In recent years, the term STEM has entered mainstream conversations, but many people still don't fully understand it. What kind of education exactly is it? Is it more conventional, alternative, or progressive? What impact will it have on the future development of education? What new challenges will it pose to teachers? Let’s explore it more and understand the principles and methods it advocates.
What is STEM?
STEM is an acronym for: Science, Technology, Engineering, and Mathematics. This term was first proposed by the National Science Foundation in 2001, however, the academic world has not yet notion of STEM education has also been expanded in many different ways. There have also been new additions to the acronym, including STEAM (A = art), STEMM (additional M = medicine), and STEAMS (S=Sociology).
The most prominent educational principle of STEM involves interdisciplinary integrated learning. In other words, the aim of STEM is to cultivate students’ ability to solve problems within and across disciplines. Consequentially, soft skills of communication, cooperation and collaboration, critical thinking, and creativity are developed as well.
What is the difference between STEM and traditional mathematics and science education?
Traditional mathematics and science education are about acquisition of knowledge, without actual application and problem-solving. STEM education is not simply a linear superposition of the four subjects, but through a variety of learning activities, it supports students in different situations to integrate, use and transfer subject knowledge and skills in different fields and further generate new ideas, methods, technologies and products.
Why has STEM education become popular in various countries in recent years?
With the rise of the Internet, digital information and technology has changed all aspects of our lives. The connections between different fields and industries have become closer, while the internal structure of industries has also been in constant flux. To remain competitive in digital and intelligence fields, countries urgently need to develop new knowledge and technical talents. This new talent pool needs to know how to acquire, collect, and evaluate information from various channels to quickly master new knowledge and skills to solve complex problems if a country hopes to remain competitive in a complex and changing world.
As a result, major developed countries have formulated policies and measures to strategically promote STEM talent training at the national level and have increased public investment in STEM education.
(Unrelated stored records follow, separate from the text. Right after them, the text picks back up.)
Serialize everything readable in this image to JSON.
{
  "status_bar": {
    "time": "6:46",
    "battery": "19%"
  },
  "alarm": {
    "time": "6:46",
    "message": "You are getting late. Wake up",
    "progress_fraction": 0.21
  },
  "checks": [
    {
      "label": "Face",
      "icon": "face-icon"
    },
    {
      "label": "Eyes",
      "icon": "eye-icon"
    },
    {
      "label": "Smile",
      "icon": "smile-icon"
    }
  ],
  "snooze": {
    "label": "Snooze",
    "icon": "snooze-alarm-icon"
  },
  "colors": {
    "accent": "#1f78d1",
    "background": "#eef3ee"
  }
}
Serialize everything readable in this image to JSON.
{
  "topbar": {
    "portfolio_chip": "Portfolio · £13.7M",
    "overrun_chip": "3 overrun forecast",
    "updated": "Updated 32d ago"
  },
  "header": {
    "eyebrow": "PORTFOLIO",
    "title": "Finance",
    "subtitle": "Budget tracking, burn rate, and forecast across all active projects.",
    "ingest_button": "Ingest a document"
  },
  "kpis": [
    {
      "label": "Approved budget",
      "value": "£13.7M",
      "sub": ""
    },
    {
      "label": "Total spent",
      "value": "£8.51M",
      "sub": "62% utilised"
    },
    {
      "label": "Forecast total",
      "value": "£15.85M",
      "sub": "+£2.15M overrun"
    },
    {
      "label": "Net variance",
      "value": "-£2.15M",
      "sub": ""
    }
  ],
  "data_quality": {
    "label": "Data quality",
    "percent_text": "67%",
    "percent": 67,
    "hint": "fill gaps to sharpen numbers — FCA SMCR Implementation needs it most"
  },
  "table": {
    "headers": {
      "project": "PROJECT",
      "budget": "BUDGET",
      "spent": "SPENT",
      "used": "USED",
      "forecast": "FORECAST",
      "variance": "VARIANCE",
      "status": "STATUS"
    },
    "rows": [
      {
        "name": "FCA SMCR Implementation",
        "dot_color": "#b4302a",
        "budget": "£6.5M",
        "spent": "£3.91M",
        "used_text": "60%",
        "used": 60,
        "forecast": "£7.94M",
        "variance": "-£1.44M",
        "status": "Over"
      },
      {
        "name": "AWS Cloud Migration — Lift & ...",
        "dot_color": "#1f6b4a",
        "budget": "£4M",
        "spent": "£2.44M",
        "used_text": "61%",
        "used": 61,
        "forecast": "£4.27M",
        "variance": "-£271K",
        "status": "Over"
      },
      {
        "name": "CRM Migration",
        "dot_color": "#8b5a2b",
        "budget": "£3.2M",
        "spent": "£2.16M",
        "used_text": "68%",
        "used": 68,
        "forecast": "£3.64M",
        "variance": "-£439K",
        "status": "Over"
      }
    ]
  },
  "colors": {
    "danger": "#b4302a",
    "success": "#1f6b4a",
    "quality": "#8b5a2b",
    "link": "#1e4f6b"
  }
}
For example, in 2012 the United States has formulated the "K-12 Science Education Framework: Practice, Interdisciplinary Concepts and Core Concepts" and "Next Generation Science Curriculum Standards." In 2006, the United Kingdom has launched STEM teacher training, established a national science learning network, established national STEM demonstration activities, and launched the National Science and Technology Competition and Higher Education STEM Program. In 2017, the Chinese Ministry of Education issued the "Compulsory Education Primary School Science Curriculum Guidelines", advocating interdisciplinary learning methods, and recommending teachers to try STEM education in their teaching practice. This is "the first definition of the Chinese version of STEM."
STEM and Montessori
"I am a Children’s House lead guide, does STEM have anything to do with me?"
If STEM is the product of a new era, then Maria Montessori's educational philosophy is undoubtedly beyond the era, because it is exactly the same as the STEM philosophy a hundred years later.
For example, in the Children’s House classroom during lunchtime, children need to work together to complete the lunch arrangement, count the number of people and the how much tableware they’ll need, plan the steps to complete the task, and discuss the division of labor. Sometimes young children have to complete the work of cooking bread together with older children. The older children use their reading ability to help the younger children read the steps of the recipe, and the younger children execute and control the amount of each ingredient in the process.
"How can I help develop STEM in my children?”
Guides should encourage students' curiosity and desire to explore, establish a cooperative learning atmosphere, help students assess situations, cultivate students' ability to use data and understand evidence, and use critical thinking to solve problems.
Particularly in the preschool years, it is necessary to promote children's scientific literacy by building basic experience in natural science, mathematics and technology, promoting the development of their fine motor skills, and guiding them to observe and understand natural phenomena in a targeted manner.
Want to learn more?
Join us on September 18, 2021 for “Developing STEM Thinking in Children,” a live panel discussion with Rahul Raghaven, Dario Cardile, Mario Valle, and Letty Rising. We’ll be exploring how to develop STEM thinking for children to prepare them for an increasingly digital and virtual future. If you would like to learn more about the event, check out our introduction video below!
"STEM Education Does This", edited by Wang Su and Li Zhengfu, Education Science Press
"American STEM Lesson Design (Primary School Volume)", edited by Chen Ruping, Education Science Press
"Project Teaching: Creating an Immersive Learning Experience for Students", Susie Boss, John Larmer, Renmin University of China Press
Blog written by Montessori Mentor, Chen Chen